Since I’ve downloaded this app not all that long ago, it’s become one of the most used on my iPad and even my iPhone. Simply put, it’s a screen sharing app that turns your iOS device into more screen real estate. Anyone who has used dual or multiple monitors knows that there’s no returning to one afterwards, or it’s at the very least, painful. This is a way to use a screen you likely already have, and make more out of it.
I’ve used other screen sharing apps which just never work as well, and to some degree, it’s because they’ve been wireless. This is wired, and that lightning cable allows for a lot of fast data transfer, so there’s just not a lick of lag in my experience. It’s breathed more power and life into my iPad, especially since I use this largely when editing in Lightroom, taking advantage of LR’s secondary screen capability. This, I think, is going to really help a lot of people to become more efficient and productive, and it’s only $9.99.
SLR Lounge Lightroom Preset System
Allow me to begin by saying I do not only have and use the SLRL Preset System, as I have VSCO packs as well as some from Mastin Labs, though out of them all I think I have my one or two favorites from each and the rest get ignored. Each of these is great (though I actually find the VSCO for mobile to be more user-friendly and effective than the desktop version), but where the great divide is between this group is that the SLRL system is just that, a system, and a well conceived one at that. It’s more than just a ‘see what your image looks like if it was shot on this film.”

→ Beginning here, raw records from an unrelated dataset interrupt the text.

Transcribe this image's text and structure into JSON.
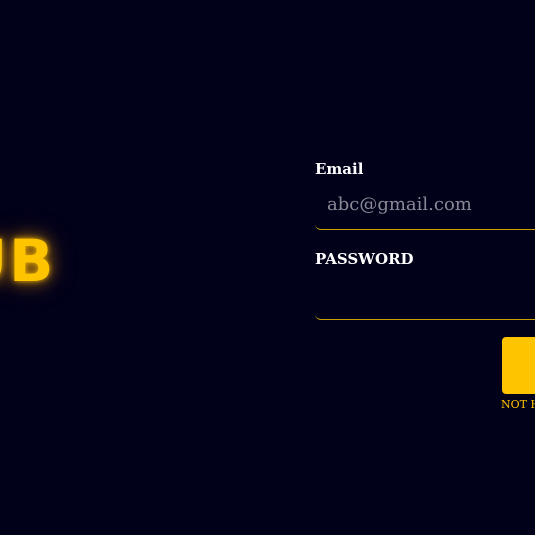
{
  "brand": {
    "text": "UB"
  },
  "form": {
    "email_label": "Email",
    "email_placeholder": "abc@gmail.com",
    "email_value": "",
    "password_label": "PASSWORD",
    "password_value": ""
  },
  "actions": {
    "signup_link": "NOT H"
  },
  "colors": {
    "background": "#01011a",
    "accent": "#ffc400",
    "text": "#ffffff"
  }
}
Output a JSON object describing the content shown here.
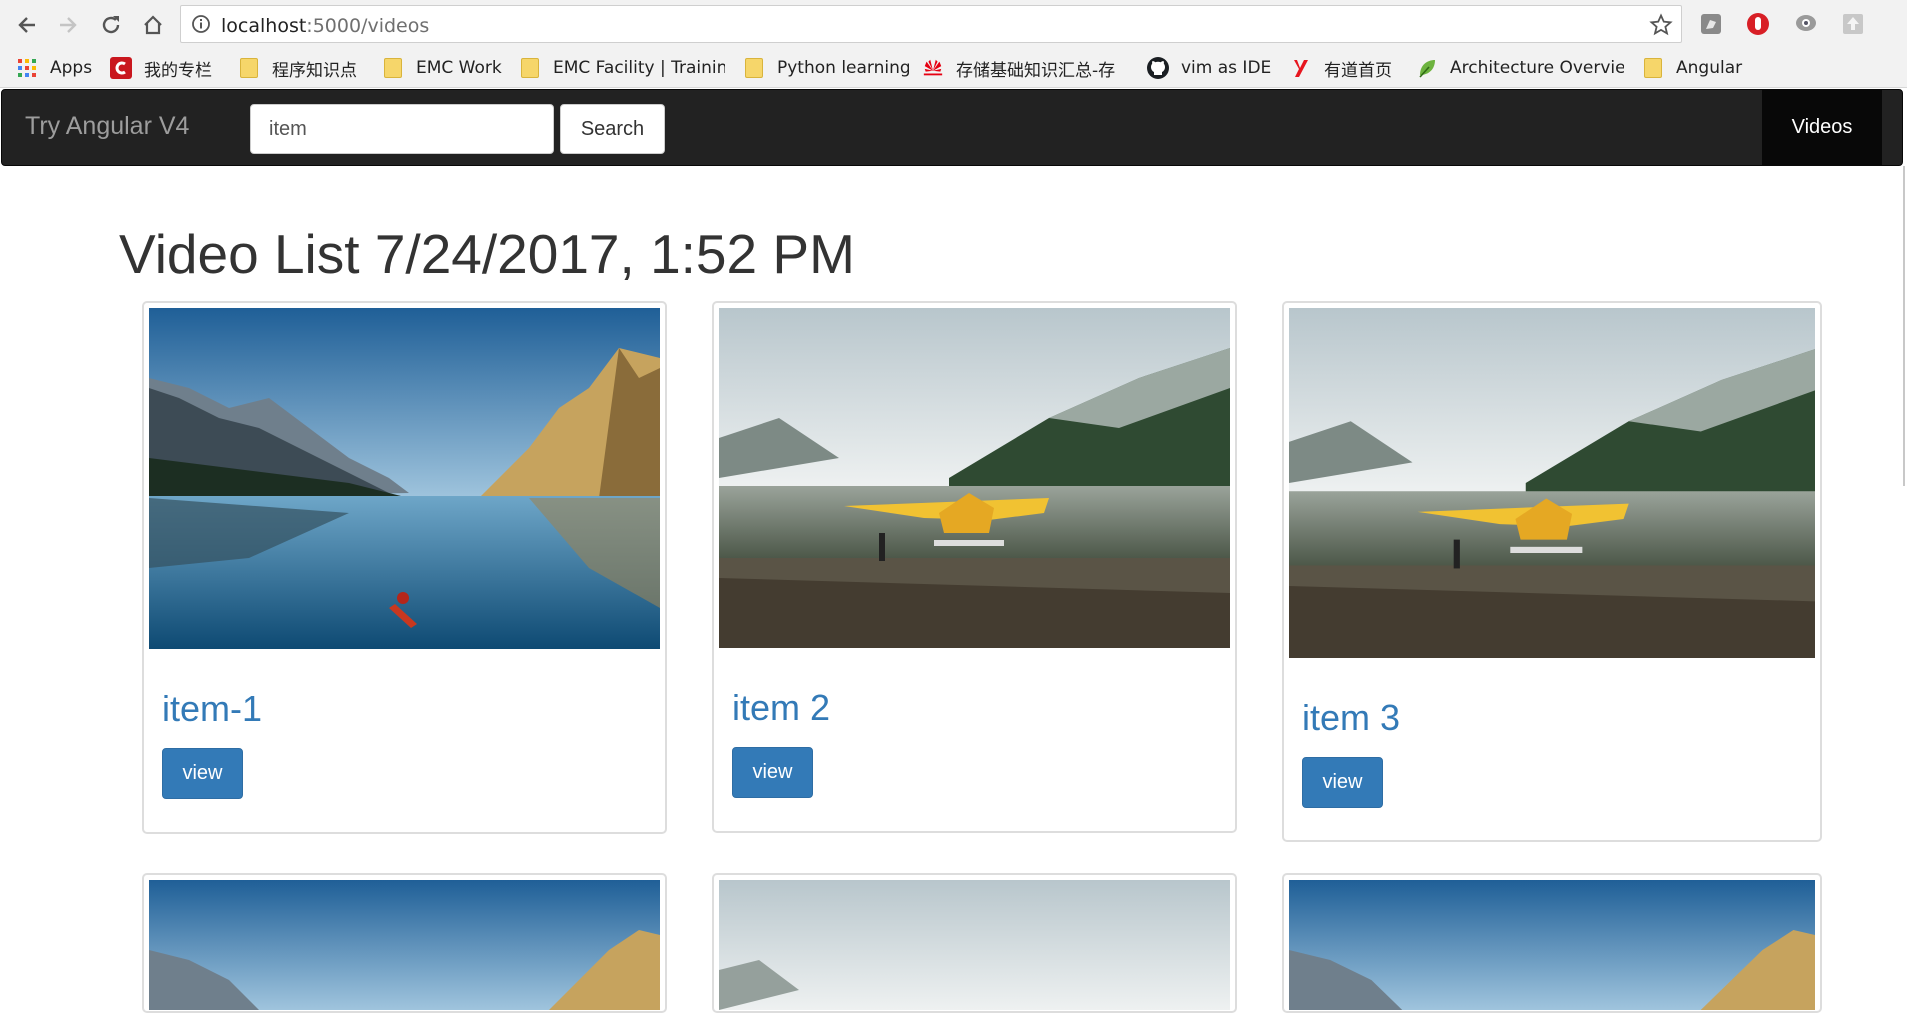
{
  "browser": {
    "url_host": "localhost",
    "url_path": ":5000/videos",
    "bookmarks": [
      {
        "label": "Apps",
        "icon": "apps-grid-icon"
      },
      {
        "label": "我的专栏",
        "icon": "csdn-icon"
      },
      {
        "label": "程序知识点",
        "icon": "folder-icon"
      },
      {
        "label": "EMC Work",
        "icon": "folder-icon"
      },
      {
        "label": "EMC Facility | Training",
        "icon": "folder-icon"
      },
      {
        "label": "Python learning",
        "icon": "folder-icon"
      },
      {
        "label": "存储基础知识汇总-存",
        "icon": "huawei-icon"
      },
      {
        "label": "vim as IDE",
        "icon": "github-icon"
      },
      {
        "label": "有道首页",
        "icon": "youdao-icon"
      },
      {
        "label": "Architecture Overview",
        "icon": "leaf-icon"
      },
      {
        "label": "Angular",
        "icon": "folder-icon"
      }
    ]
  },
  "navbar": {
    "brand": "Try Angular V4",
    "search_value": "item",
    "search_button": "Search",
    "active_link": "Videos"
  },
  "main": {
    "title": "Video List 7/24/2017, 1:52 PM",
    "cards": [
      {
        "title": "item-1",
        "button": "view",
        "image": "lake-kayak"
      },
      {
        "title": "item 2",
        "button": "view",
        "image": "lake-seaplane"
      },
      {
        "title": "item 3",
        "button": "view",
        "image": "lake-seaplane"
      },
      {
        "title": "",
        "button": "",
        "image": "lake-kayak"
      },
      {
        "title": "",
        "button": "",
        "image": "lake-seaplane"
      },
      {
        "title": "",
        "button": "",
        "image": "lake-kayak"
      }
    ]
  },
  "colors": {
    "navbar_bg": "#222222",
    "link_blue": "#337ab7",
    "button_blue": "#337ab7"
  }
}
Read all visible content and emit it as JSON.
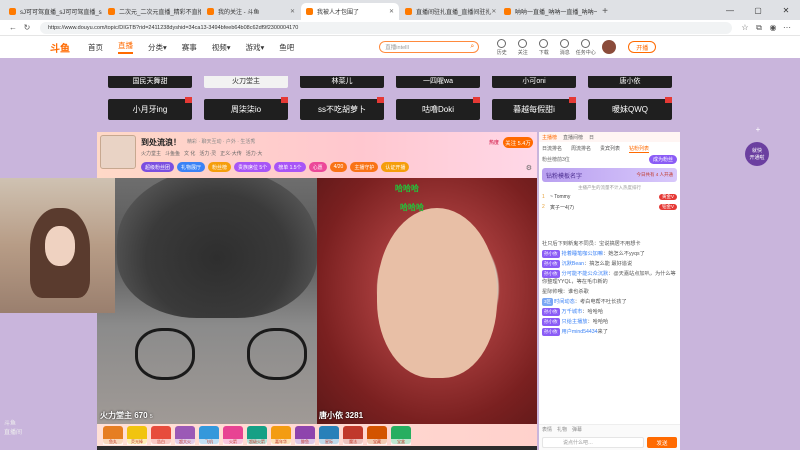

While that has a place, it’s not complete, and you generally do some alterations to the image after the preset is applied anyway. The SLRL system helps you do that in a more structured, and therefore predictable, efficient, and replicable way. This is hugely important for long shoots, or weddings, or anything where continuity is a must and number of files are high. My issue with various versions in the past was that I actually like some of the precise film looks, and we didn’t offer them until now, but this current version is just so good that other than Mastin’s Ilford B&W, it’s all I use. You can check it out here and see if it takes your fancy.
I’m going to get some hell for this, but I don’t care. It costs quite a bit for a small iPhone dependent camera, and that just doesn’t sit well with some. However, there’s nothing quite this small and powerful on the market, and it just works.
Every time I go out it’s with me now, from walks with the dogs at the beach, to an evening out with friends, and invariably there are moments I want to keep. Typically I’d reach for my phone but this is just so so much better, and though I think something like an RX100 is more versatile and I love mine to death, it’s this I find is always on hand, and that, to me, is worth it. You can get it here and see my full review of it here.
Spider Holster SpiderPro Handstrap
If you ever see me out with my camera, and I am wearing a typical round-the-neck strap, that camera is either worth more than my liver, or it’s not mine. Period. I don’t like straps mostly, and I think they get in the way. That said, I do like having some added security, and typically I would just tie my strap around my arm like the remnants of some failed bondage session. But the SpiderPro Handstrap solved that for me.
It’s padded, comfortable, secures to my camera under the tripod plate I have permanently on there with no tax, and it actually makes me feel confident in its security. It’s probably the single piece of equipment I own that’s with me on every shoot. You can find yours here.
*I don’t know if it works well for mirrorless systems, so just a heads up.*